_To do_
Please write out every line of the material exactly.

_Extracted entries_

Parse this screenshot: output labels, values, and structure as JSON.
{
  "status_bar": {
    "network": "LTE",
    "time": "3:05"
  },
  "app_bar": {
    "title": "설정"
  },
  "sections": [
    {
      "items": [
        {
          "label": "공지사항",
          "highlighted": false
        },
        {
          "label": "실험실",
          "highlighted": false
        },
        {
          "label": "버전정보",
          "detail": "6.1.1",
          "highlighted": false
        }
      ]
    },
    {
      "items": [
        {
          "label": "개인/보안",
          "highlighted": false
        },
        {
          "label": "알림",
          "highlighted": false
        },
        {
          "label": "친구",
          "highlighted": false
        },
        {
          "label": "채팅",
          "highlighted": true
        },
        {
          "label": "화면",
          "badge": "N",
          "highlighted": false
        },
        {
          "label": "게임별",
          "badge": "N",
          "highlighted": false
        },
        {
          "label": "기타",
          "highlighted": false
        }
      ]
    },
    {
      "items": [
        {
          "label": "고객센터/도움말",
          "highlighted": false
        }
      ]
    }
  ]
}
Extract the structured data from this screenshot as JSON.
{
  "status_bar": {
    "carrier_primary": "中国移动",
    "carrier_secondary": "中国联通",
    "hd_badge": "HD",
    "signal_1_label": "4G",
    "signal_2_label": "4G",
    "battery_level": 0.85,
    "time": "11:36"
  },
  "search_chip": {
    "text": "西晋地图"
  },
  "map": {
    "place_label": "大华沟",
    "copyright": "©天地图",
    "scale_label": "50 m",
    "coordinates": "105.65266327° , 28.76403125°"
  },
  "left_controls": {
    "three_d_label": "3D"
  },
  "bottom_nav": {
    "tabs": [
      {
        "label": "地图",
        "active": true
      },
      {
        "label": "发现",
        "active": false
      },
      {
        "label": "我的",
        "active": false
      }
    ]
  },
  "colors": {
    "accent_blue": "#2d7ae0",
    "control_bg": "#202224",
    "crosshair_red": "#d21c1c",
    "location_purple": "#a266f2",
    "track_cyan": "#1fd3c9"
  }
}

_Solution to the exercise_
Parse this screenshot: output labels, values, and structure as JSON.
{
  "status_bar": {
    "network": "LTE",
    "time": "3:05"
  },
  "app_bar": {
    "title": "설정"
  },
  "sections": [
    {
      "items": [
        {
          "label": "공지사항",
          "highlighted": false
        },
        {
          "label": "실험실",
          "highlighted": false
        },
        {
          "label": "버전정보",
          "detail": "6.1.1",
          "highlighted": false
        }
      ]
    },
    {
      "items": [
        {
          "label": "개인/보안",
          "highlighted": false
        },
        {
          "label": "알림",
          "highlighted": false
        },
        {
          "label": "친구",
          "highlighted": false
        },
        {
          "label": "채팅",
          "highlighted": true
        },
        {
          "label": "화면",
          "badge": "N",
          "highlighted": false
        },
        {
          "label": "게임별",
          "badge": "N",
          "highlighted": false
        },
        {
          "label": "기타",
          "highlighted": false
        }
      ]
    },
    {
      "items": [
        {
          "label": "고객센터/도움말",
          "highlighted": false
        }
      ]
    }
  ]
}
Extract the structured data from this screenshot as JSON.
{
  "status_bar": {
    "carrier_primary": "中国移动",
    "carrier_secondary": "中国联通",
    "hd_badge": "HD",
    "signal_1_label": "4G",
    "signal_2_label": "4G",
    "battery_level": 0.85,
    "time": "11:36"
  },
  "search_chip": {
    "text": "西晋地图"
  },
  "map": {
    "place_label": "大华沟",
    "copyright": "©天地图",
    "scale_label": "50 m",
    "coordinates": "105.65266327° , 28.76403125°"
  },
  "left_controls": {
    "three_d_label": "3D"
  },
  "bottom_nav": {
    "tabs": [
      {
        "label": "地图",
        "active": true
      },
      {
        "label": "发现",
        "active": false
      },
      {
        "label": "我的",
        "active": false
      }
    ]
  },
  "colors": {
    "accent_blue": "#2d7ae0",
    "control_bg": "#202224",
    "crosshair_red": "#d21c1c",
    "location_purple": "#a266f2",
    "track_cyan": "#1fd3c9"
  }
}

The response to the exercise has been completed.